The BuSSy Project started in 2007, when in the spirit of artistic research, two students at the American University in Cairo (AUC) began to collect stories from young women about their personal memories and experiences of life and gender issues to turn them into a stage show. Their simple flyer read: “If you have a story about yourself or a woman you know, please pick up a submission form and share it.”
Five years into the project, and backed by a team of student actors and actresses, they were able to compile over 500 stories, from both male and female Egyptians and went to put on the plays. Receiving mainly negative and critical reviews in the local media, the Monologues spoke about the problems of the cultural and social pressures youngsters face but are too afraid to openly challenge.
In July 2010, when the BuSSy Project used a café to set up a stage and a section of a parking lot for a two-night performance, even the Egyptian government censors were informed and wanted to cut out some of the lines and scenes.
In defiance, the actors and actresses mimed the parts as a political statement that nothing will stop them, now that they were under way and gaining an interested and packed audience.
On that very night, Khaled Abol Naga, a very popular Egyptian actor, producer and director, was invited. He took an immediate interest in the project and offered to re-produce the stories for film with Mohamed Hefzy. Abol Naga is not just an artist, but also a passionate human rights and social activist, as well as a UNICEF Goodwill Ambassador for Egypt.

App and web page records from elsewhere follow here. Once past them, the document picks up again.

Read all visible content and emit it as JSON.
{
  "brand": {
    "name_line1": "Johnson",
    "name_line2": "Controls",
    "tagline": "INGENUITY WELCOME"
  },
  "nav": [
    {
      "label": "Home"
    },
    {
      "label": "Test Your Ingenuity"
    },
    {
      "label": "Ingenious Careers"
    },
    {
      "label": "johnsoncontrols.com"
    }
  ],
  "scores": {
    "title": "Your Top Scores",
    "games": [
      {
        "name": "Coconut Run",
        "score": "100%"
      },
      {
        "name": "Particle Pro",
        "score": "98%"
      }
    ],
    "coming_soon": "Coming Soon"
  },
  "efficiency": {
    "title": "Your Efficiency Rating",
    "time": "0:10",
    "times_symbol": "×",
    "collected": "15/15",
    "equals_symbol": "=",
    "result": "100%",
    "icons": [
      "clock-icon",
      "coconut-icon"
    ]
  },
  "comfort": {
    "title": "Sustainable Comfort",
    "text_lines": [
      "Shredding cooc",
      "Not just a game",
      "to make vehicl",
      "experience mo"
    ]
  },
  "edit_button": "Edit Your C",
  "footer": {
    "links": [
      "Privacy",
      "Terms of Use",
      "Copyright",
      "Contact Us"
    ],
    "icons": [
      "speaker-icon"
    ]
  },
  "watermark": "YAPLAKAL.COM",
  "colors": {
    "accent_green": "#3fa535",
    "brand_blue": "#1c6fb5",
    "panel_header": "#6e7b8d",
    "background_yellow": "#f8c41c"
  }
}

Currently, two young Egyptian ladies are also heavily involved with the project and to make the film a reality. Sondos Shabayek is a young writer, theatre director and actress who got on board in 2007 and is fully involved with the Monologues. The other is Mona El-Shimi, who is a psychologist, actress and “traveller”. She has also acted in the plays, co-directed the clips, coached and coordinated the Project since 2008.
For more information about the BuSSy Project: http://www.bussy.tv.
Also note: The Brighton screening was hosted by the support of Ethics in Performance, an art initiative that is part of the Brighton and Sussex Medical School. They organize and host a regular calendar of public events in collaboration with a variety of artists throughout the year. For more information: https://www.bsms.ac.uk/research/clinical-and-experimental-medicine/biomedical-ethics/ethics-in-performance/ethics-in-performance.aspx
Note: Note: This article was first published circa February 2013